▶ The problem
The word "данные" marks the lines to keep; find each one in the data and copy it.

▶ Provided data
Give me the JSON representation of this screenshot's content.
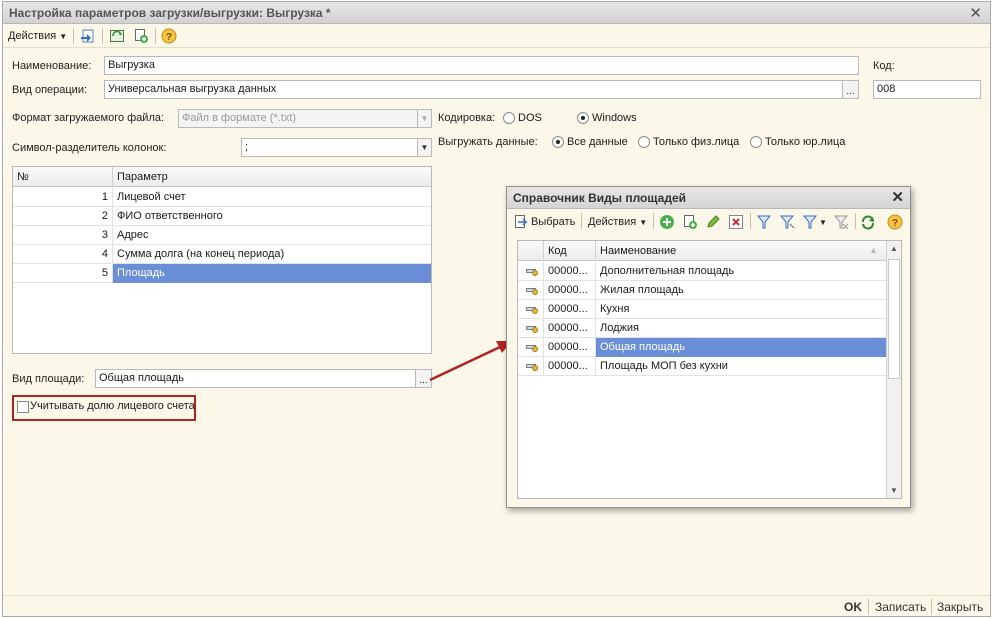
{
  "window": {
    "title": "Настройка параметров загрузки/выгрузки: Выгрузка *"
  },
  "toolbar": {
    "actions_label": "Действия"
  },
  "form": {
    "name_label": "Наименование:",
    "name_value": "Выгрузка",
    "code_label": "Код:",
    "operation_label": "Вид операции:",
    "operation_value": "Универсальная выгрузка данных",
    "code_value": "008",
    "file_format_label": "Формат загружаемого файла:",
    "file_format_value": "Файл в формате (*.txt)",
    "encoding_label": "Кодировка:",
    "encoding_options": [
      "DOS",
      "Windows"
    ],
    "encoding_selected": "Windows",
    "separator_label": "Символ-разделитель колонок:",
    "separator_value": ";",
    "export_label": "Выгружать данные:",
    "export_options": [
      "Все данные",
      "Только физ.лица",
      "Только юр.лица"
    ],
    "export_selected": "Все данные",
    "area_type_label": "Вид площади:",
    "area_type_value": "Общая площадь",
    "account_share_label": "Учитывать долю лицевого счета"
  },
  "params_table": {
    "columns": [
      "№",
      "Параметр"
    ],
    "rows": [
      {
        "num": "1",
        "name": "Лицевой счет"
      },
      {
        "num": "2",
        "name": "ФИО ответственного"
      },
      {
        "num": "3",
        "name": "Адрес"
      },
      {
        "num": "4",
        "name": "Сумма долга (на конец периода)"
      },
      {
        "num": "5",
        "name": "Площадь"
      }
    ],
    "selected_index": 4
  },
  "bottom": {
    "ok": "OK",
    "save": "Записать",
    "close": "Закрыть"
  },
  "dialog": {
    "title": "Справочник Виды площадей",
    "select_label": "Выбрать",
    "actions_label": "Действия",
    "columns": [
      "Код",
      "Наименование"
    ],
    "rows": [
      {
        "code": "00000...",
        "name": "Дополнительная площадь"
      },
      {
        "code": "00000...",
        "name": "Жилая площадь"
      },
      {
        "code": "00000...",
        "name": "Кухня"
      },
      {
        "code": "00000...",
        "name": "Лоджия"
      },
      {
        "code": "00000...",
        "name": "Общая площадь"
      },
      {
        "code": "00000...",
        "name": "Площадь МОП без кухни"
      }
    ],
    "selected_index": 4
  },
  "colors": {
    "accent_selection": "#6b8fd6",
    "highlight_frame": "#b22222",
    "window_bg": "#fbf8e9"
  }
}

▶ Solution for this problem
    "export_label": "Выгружать данные:",
      "Все данные",
    "export_selected": "Все данные",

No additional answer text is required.